Streaming, like HBO before it, freed creators from the moralizing of advertisers. If advertising enters the ecosystem, self-censorship could follow.
At the June 1 conference of the National Association of Television Program Executives in Hollywood, a college professor asked what TV executives didn’t want. During a panel he moderated that promised to look “under the hood” of streaming, Jeffrey Cole, founder and director of USC Annenberg School’s Center for the Digital Future, posed the question that has the power to celebrate the golden age of the redesigning television: “ How does power [streamers] working in this advertiser ecosystem where advertisers are afraid to offend and streaming content often offends?”
We all remember the joy of those first ad-free Netflix experiences. Part of that came from watching shows that no longer distorted their beats to match commercial breaks; More importantly, the scripts didn’t self-censor for fear of what advertisers might think — because there were no advertisers. Now, streamers have declared ad dollars essential to the long-term health of their platforms.
Unlike broadcasting, you don’t have to watch ads on a streamer. an ad-supported service or tier is just one (cheaper) option. However, while the programming is (technologically) platform agnostic, the platforms’ potential advertisers are not. Vikrant Mathur, co-founder of Future Today, which curates and connects advertisers with AVOD channels, told the audience at the Behind the Scenes panel that some clients require their streaming ads to only show G or PG rated movies – but all advertisers are demanding more data about the “context” of the programming.

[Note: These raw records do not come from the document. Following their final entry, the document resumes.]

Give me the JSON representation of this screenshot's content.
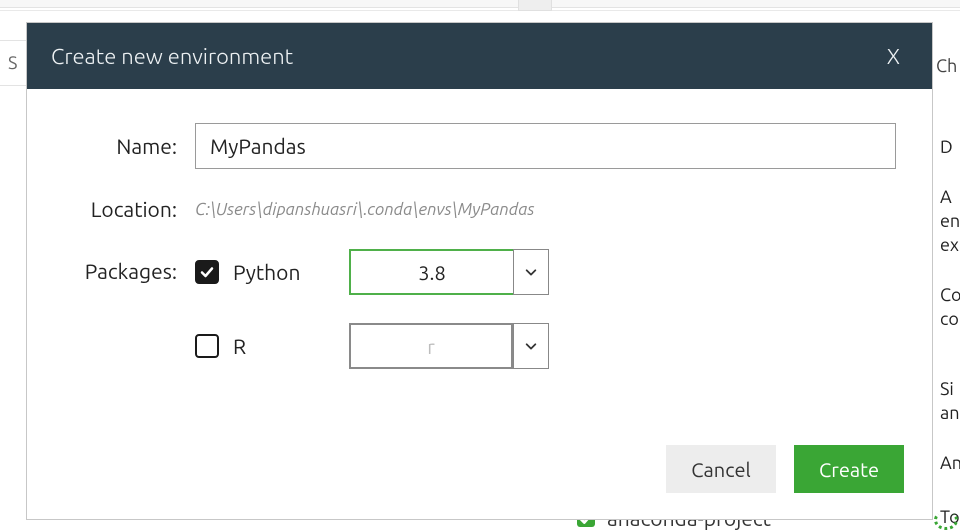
{
  "dialog": {
    "title": "Create new environment",
    "close_glyph": "X",
    "name_label": "Name:",
    "name_value": "MyPandas",
    "location_label": "Location:",
    "location_value": "C:\\Users\\dipanshuasri\\.conda\\envs\\MyPandas",
    "packages_label": "Packages:",
    "python": {
      "label": "Python",
      "checked": true,
      "version": "3.8"
    },
    "r": {
      "label": "R",
      "checked": false,
      "version": "r"
    },
    "cancel_label": "Cancel",
    "create_label": "Create"
  },
  "background": {
    "search_initial": "S",
    "right_tab": "Ch",
    "side_fragments": [
      "D",
      "A",
      "en",
      "ex",
      "Co",
      "co",
      "Si",
      "an",
      "An",
      "To"
    ],
    "bottom_item": "anaconda-project"
  }
}
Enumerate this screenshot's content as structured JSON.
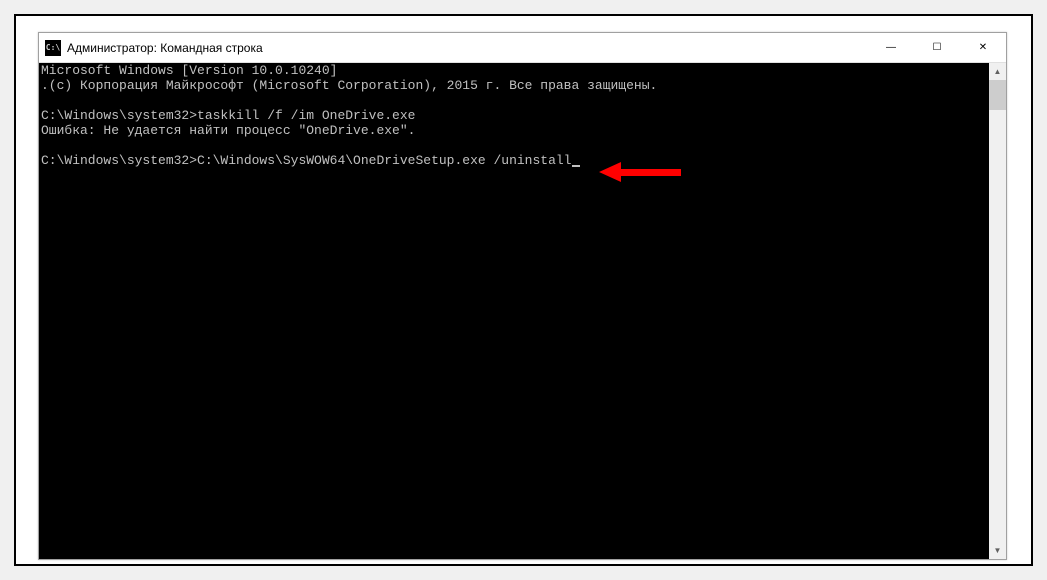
{
  "window": {
    "title": "Администратор: Командная строка",
    "icon_text": "C:\\"
  },
  "console": {
    "lines": [
      "Microsoft Windows [Version 10.0.10240]",
      ".(c) Корпорация Майкрософт (Microsoft Corporation), 2015 г. Все права защищены.",
      "",
      "C:\\Windows\\system32>taskkill /f /im OneDrive.exe",
      "Ошибка: Не удается найти процесс \"OneDrive.exe\".",
      "",
      "C:\\Windows\\system32>C:\\Windows\\SysWOW64\\OneDriveSetup.exe /uninstall"
    ]
  },
  "titlebar_buttons": {
    "minimize": "—",
    "maximize": "☐",
    "close": "✕"
  },
  "scrollbar": {
    "up": "▲",
    "down": "▼"
  }
}
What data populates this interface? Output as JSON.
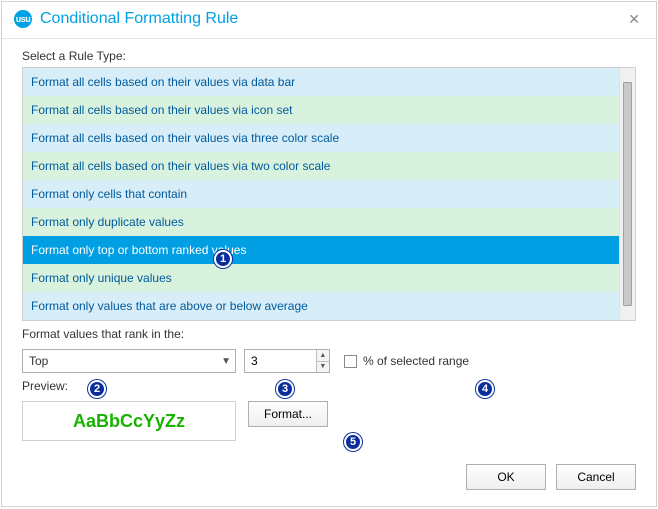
{
  "dialog": {
    "app_icon_text": "usu",
    "title": "Conditional Formatting Rule"
  },
  "rule_type": {
    "label": "Select a Rule Type:",
    "options": [
      "Format all cells based on their values via data bar",
      "Format all cells based on their values via icon set",
      "Format all cells based on their values via three color scale",
      "Format all cells based on their values via two color scale",
      "Format only cells that contain",
      "Format only duplicate values",
      "Format only top or bottom ranked values",
      "Format only unique values",
      "Format only values that are above or below average"
    ],
    "selected_index": 6
  },
  "rank": {
    "label": "Format values that rank in the:",
    "direction": "Top",
    "count": "3",
    "percent_label": "% of selected range",
    "percent_checked": false
  },
  "preview": {
    "label": "Preview:",
    "sample_text": "AaBbCcYyZz",
    "sample_color": "#18b300",
    "format_button": "Format..."
  },
  "buttons": {
    "ok": "OK",
    "cancel": "Cancel"
  },
  "callouts": [
    "1",
    "2",
    "3",
    "4",
    "5"
  ]
}
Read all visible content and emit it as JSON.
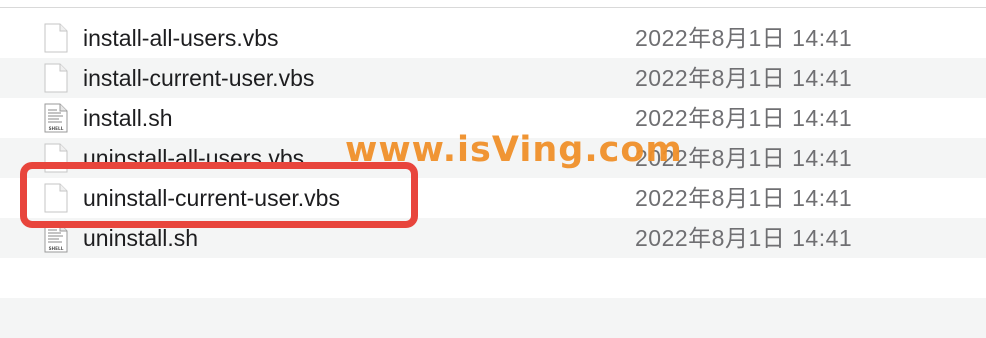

“You have a real decline in audience and an inability to target linear media, you have a huge and growing audience on FAST, on AVOD and the dual supported services,” said Kevin Mayer, director of Candle Media, of its recent acquisitions Reese owns Witherspoon’s Hello Sunshine, Moonbug and ATTN, among others. “So there is a huge flood of advertising [streaming] because advertisers who still want to put very high quality premium videos in an ad but want to be targeted. I think you will see a lot of energy behind this model. It makes a lot of sense.”
Advertisers and audiences agree and are already voting with their feet (especially if you have cash in your sock). According to Insider Intelligence, less than half of US households will pay for linear TV next year, down 10 points from 2020. Meanwhile, domestic video ad spending is estimated at US$76.20 billion, US$8 billion more than is spent on TV advertising.
The great migration of media buyers to streaming won’t increase until Netflix and Disney+ roll out their own cheaper, ad-supported tiers. Until then, Amazon Prime Video and Apple TV+ will be the only major streaming services without an ad-supported option, though Amazon has its FAST/AVOD service Freevee.
Back then – meaning earlier this year – SVOD platforms had a boss: the user. That is no longer the case and perhaps never will be again. However, no one in the NATPE conference rooms at the W Hollywood Hotel was willing to discuss how this might affect the content itself. Eight decades of broadcast history suggest this will be the case. So is the observer effect, the psychological phenomenon where people change their behavior because they are aware of the presence of an observer. The advertisers are here and watching.
https://www.indiewire.com/2022/06/ads-on-streaming-1234730152/ Streaming ads are coming, but problems could also arise